▸ **Work task**
From the entries below, gather every line containing the string "icon".

<<<<

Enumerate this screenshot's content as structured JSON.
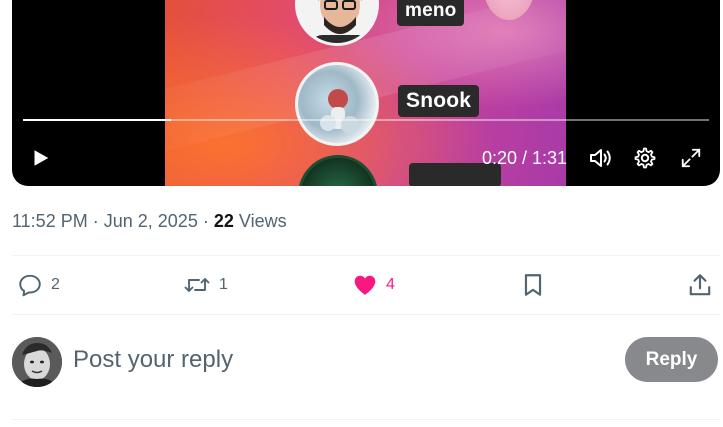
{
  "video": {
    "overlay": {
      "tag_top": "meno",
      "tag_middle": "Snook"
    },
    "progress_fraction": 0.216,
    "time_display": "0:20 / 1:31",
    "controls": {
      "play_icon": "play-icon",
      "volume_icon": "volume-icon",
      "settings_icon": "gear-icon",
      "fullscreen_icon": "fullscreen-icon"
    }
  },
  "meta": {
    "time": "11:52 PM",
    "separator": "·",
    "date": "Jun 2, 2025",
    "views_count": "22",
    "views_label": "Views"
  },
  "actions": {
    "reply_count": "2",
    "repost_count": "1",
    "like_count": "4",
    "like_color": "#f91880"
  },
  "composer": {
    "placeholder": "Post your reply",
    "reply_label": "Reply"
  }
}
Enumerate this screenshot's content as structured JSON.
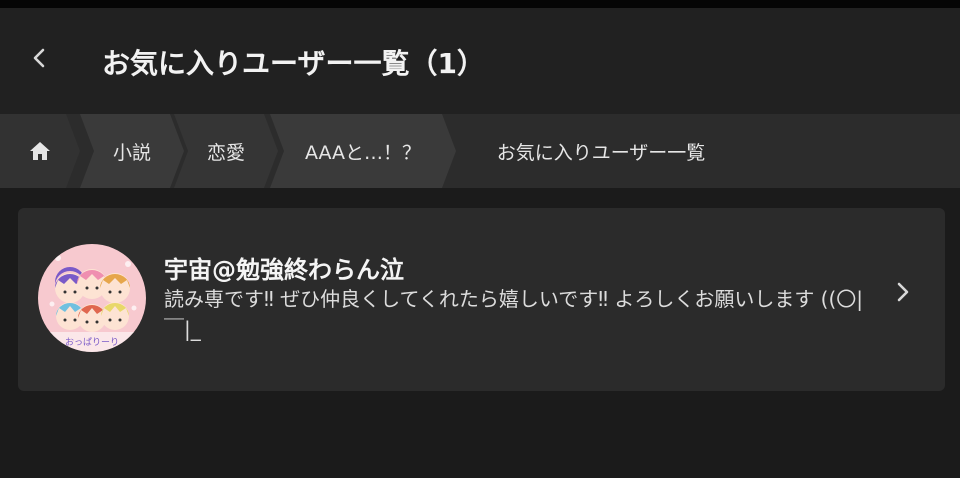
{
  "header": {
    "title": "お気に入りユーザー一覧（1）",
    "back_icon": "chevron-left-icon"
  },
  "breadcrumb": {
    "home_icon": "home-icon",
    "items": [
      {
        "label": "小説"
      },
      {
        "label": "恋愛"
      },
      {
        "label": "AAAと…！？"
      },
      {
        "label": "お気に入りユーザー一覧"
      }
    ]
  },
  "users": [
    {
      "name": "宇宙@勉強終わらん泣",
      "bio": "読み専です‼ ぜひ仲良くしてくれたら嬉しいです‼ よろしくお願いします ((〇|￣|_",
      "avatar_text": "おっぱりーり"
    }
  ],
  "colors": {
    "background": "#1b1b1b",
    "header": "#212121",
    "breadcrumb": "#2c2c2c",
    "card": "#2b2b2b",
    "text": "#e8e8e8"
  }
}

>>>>

▸ **Solved exercise**
      "play_icon": "play-icon",
      "volume_icon": "volume-icon",
      "settings_icon": "gear-icon",
      "fullscreen_icon": "fullscreen-icon"
    "back_icon": "chevron-left-icon"
    "home_icon": "home-icon",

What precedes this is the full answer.